## TASK DESCRIPTION
Repeat the lines of the data exactly and exclude any picture among them.

## DATASET EXTRACT
***

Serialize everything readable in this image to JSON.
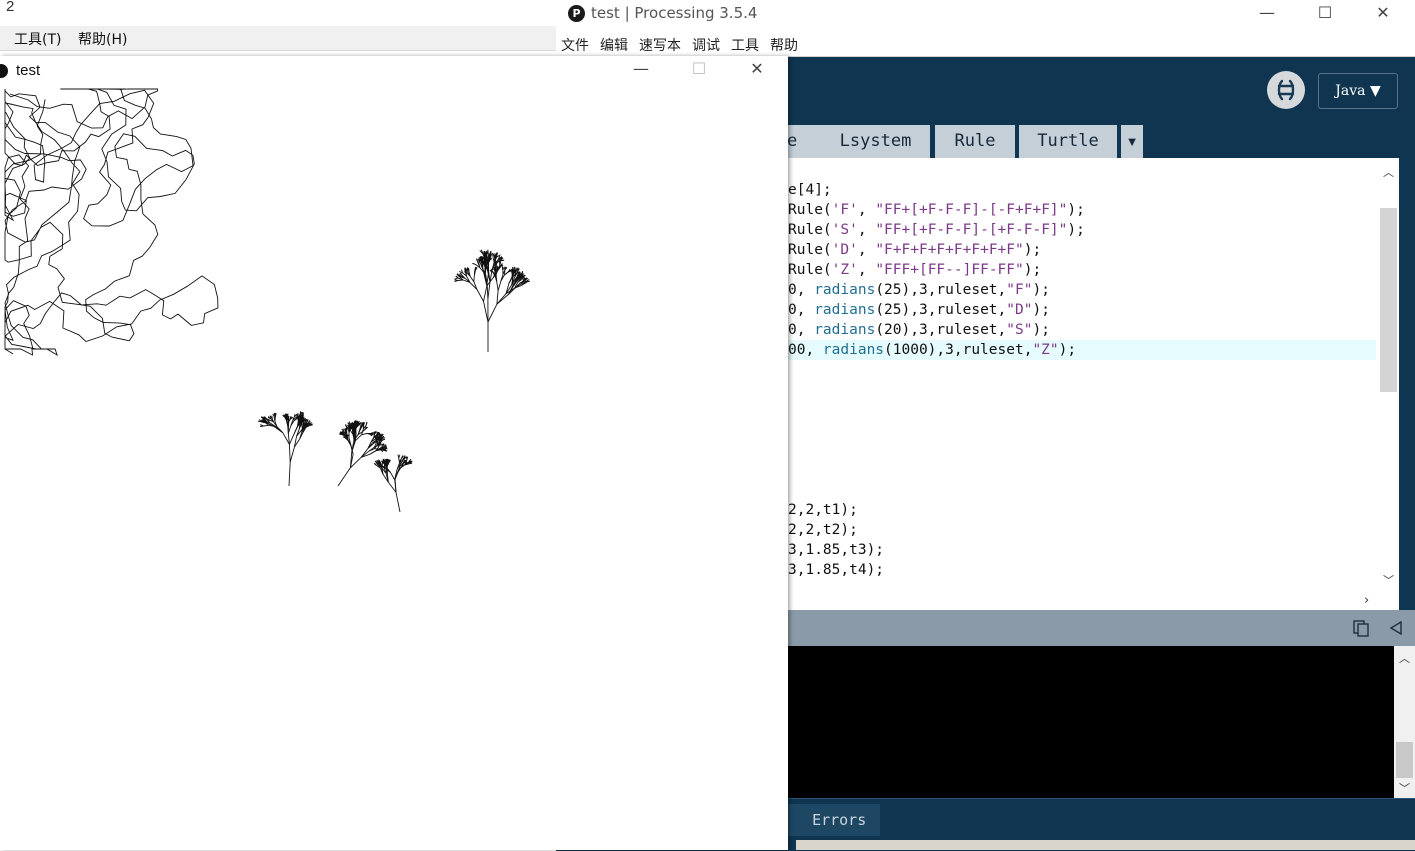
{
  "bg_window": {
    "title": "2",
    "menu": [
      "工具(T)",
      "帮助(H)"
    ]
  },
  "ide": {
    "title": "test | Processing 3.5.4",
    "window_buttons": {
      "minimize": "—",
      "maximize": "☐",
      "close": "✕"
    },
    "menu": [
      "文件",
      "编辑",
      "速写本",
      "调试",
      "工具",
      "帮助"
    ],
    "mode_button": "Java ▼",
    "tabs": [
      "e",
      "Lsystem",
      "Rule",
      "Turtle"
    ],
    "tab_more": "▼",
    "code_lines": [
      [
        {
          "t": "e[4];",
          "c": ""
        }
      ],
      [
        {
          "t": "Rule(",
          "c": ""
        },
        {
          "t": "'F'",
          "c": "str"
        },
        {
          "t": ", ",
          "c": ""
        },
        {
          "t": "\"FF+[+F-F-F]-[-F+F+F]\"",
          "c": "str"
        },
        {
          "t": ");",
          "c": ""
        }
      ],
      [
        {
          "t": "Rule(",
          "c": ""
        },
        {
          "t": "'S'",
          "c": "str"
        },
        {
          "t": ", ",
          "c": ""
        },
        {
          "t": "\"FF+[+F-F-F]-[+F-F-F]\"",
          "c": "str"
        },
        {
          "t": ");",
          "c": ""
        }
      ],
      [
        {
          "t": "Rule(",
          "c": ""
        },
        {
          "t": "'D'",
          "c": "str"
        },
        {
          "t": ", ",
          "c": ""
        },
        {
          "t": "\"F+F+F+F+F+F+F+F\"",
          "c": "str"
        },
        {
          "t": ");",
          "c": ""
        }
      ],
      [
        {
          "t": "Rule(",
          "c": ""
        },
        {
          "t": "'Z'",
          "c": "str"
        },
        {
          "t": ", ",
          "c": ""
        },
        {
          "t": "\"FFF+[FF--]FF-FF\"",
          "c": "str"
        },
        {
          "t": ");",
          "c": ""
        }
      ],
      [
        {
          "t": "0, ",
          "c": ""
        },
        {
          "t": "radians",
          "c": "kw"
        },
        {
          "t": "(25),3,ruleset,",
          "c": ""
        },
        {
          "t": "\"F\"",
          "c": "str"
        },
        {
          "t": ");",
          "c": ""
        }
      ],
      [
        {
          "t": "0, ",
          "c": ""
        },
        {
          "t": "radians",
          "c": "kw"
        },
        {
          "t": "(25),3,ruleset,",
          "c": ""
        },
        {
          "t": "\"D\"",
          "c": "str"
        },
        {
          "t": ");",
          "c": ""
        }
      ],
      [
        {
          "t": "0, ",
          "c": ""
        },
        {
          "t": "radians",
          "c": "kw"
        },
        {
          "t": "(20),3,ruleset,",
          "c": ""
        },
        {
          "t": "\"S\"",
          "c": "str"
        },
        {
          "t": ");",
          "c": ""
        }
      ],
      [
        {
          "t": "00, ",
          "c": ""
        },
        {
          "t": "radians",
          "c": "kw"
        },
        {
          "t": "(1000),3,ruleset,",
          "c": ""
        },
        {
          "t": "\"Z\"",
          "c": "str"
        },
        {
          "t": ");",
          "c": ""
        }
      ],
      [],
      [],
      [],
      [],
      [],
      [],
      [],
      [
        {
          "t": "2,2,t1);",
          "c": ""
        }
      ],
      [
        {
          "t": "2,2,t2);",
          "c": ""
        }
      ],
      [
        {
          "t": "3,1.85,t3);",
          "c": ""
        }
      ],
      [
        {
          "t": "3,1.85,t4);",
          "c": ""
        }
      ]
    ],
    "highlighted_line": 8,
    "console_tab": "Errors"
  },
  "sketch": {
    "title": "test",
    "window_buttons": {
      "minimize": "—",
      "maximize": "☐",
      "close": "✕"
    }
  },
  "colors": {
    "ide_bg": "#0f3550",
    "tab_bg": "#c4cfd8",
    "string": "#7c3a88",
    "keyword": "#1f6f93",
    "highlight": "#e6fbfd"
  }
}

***

## EXERCISE OUTPUT
Serialize everything readable in this image to JSON.
{
  "bg_window": {
    "title": "2",
    "menu": [
      "工具(T)",
      "帮助(H)"
    ]
  },
  "ide": {
    "title": "test | Processing 3.5.4",
    "window_buttons": {
      "minimize": "—",
      "maximize": "☐",
      "close": "✕"
    },
    "menu": [
      "文件",
      "编辑",
      "速写本",
      "调试",
      "工具",
      "帮助"
    ],
    "mode_button": "Java ▼",
    "tabs": [
      "e",
      "Lsystem",
      "Rule",
      "Turtle"
    ],
    "tab_more": "▼",
    "code_lines": [
      [
        {
          "t": "e[4];",
          "c": ""
        }
      ],
      [
        {
          "t": "Rule(",
          "c": ""
        },
        {
          "t": "'F'",
          "c": "str"
        },
        {
          "t": ", ",
          "c": ""
        },
        {
          "t": "\"FF+[+F-F-F]-[-F+F+F]\"",
          "c": "str"
        },
        {
          "t": ");",
          "c": ""
        }
      ],
      [
        {
          "t": "Rule(",
          "c": ""
        },
        {
          "t": "'S'",
          "c": "str"
        },
        {
          "t": ", ",
          "c": ""
        },
        {
          "t": "\"FF+[+F-F-F]-[+F-F-F]\"",
          "c": "str"
        },
        {
          "t": ");",
          "c": ""
        }
      ],
      [
        {
          "t": "Rule(",
          "c": ""
        },
        {
          "t": "'D'",
          "c": "str"
        },
        {
          "t": ", ",
          "c": ""
        },
        {
          "t": "\"F+F+F+F+F+F+F+F\"",
          "c": "str"
        },
        {
          "t": ");",
          "c": ""
        }
      ],
      [
        {
          "t": "Rule(",
          "c": ""
        },
        {
          "t": "'Z'",
          "c": "str"
        },
        {
          "t": ", ",
          "c": ""
        },
        {
          "t": "\"FFF+[FF--]FF-FF\"",
          "c": "str"
        },
        {
          "t": ");",
          "c": ""
        }
      ],
      [
        {
          "t": "0, ",
          "c": ""
        },
        {
          "t": "radians",
          "c": "kw"
        },
        {
          "t": "(25),3,ruleset,",
          "c": ""
        },
        {
          "t": "\"F\"",
          "c": "str"
        },
        {
          "t": ");",
          "c": ""
        }
      ],
      [
        {
          "t": "0, ",
          "c": ""
        },
        {
          "t": "radians",
          "c": "kw"
        },
        {
          "t": "(25),3,ruleset,",
          "c": ""
        },
        {
          "t": "\"D\"",
          "c": "str"
        },
        {
          "t": ");",
          "c": ""
        }
      ],
      [
        {
          "t": "0, ",
          "c": ""
        },
        {
          "t": "radians",
          "c": "kw"
        },
        {
          "t": "(20),3,ruleset,",
          "c": ""
        },
        {
          "t": "\"S\"",
          "c": "str"
        },
        {
          "t": ");",
          "c": ""
        }
      ],
      [
        {
          "t": "00, ",
          "c": ""
        },
        {
          "t": "radians",
          "c": "kw"
        },
        {
          "t": "(1000),3,ruleset,",
          "c": ""
        },
        {
          "t": "\"Z\"",
          "c": "str"
        },
        {
          "t": ");",
          "c": ""
        }
      ],
      [],
      [],
      [],
      [],
      [],
      [],
      [],
      [
        {
          "t": "2,2,t1);",
          "c": ""
        }
      ],
      [
        {
          "t": "2,2,t2);",
          "c": ""
        }
      ],
      [
        {
          "t": "3,1.85,t3);",
          "c": ""
        }
      ],
      [
        {
          "t": "3,1.85,t4);",
          "c": ""
        }
      ]
    ],
    "highlighted_line": 8,
    "console_tab": "Errors"
  },
  "sketch": {
    "title": "test",
    "window_buttons": {
      "minimize": "—",
      "maximize": "☐",
      "close": "✕"
    }
  },
  "colors": {
    "ide_bg": "#0f3550",
    "tab_bg": "#c4cfd8",
    "string": "#7c3a88",
    "keyword": "#1f6f93",
    "highlight": "#e6fbfd"
  }
}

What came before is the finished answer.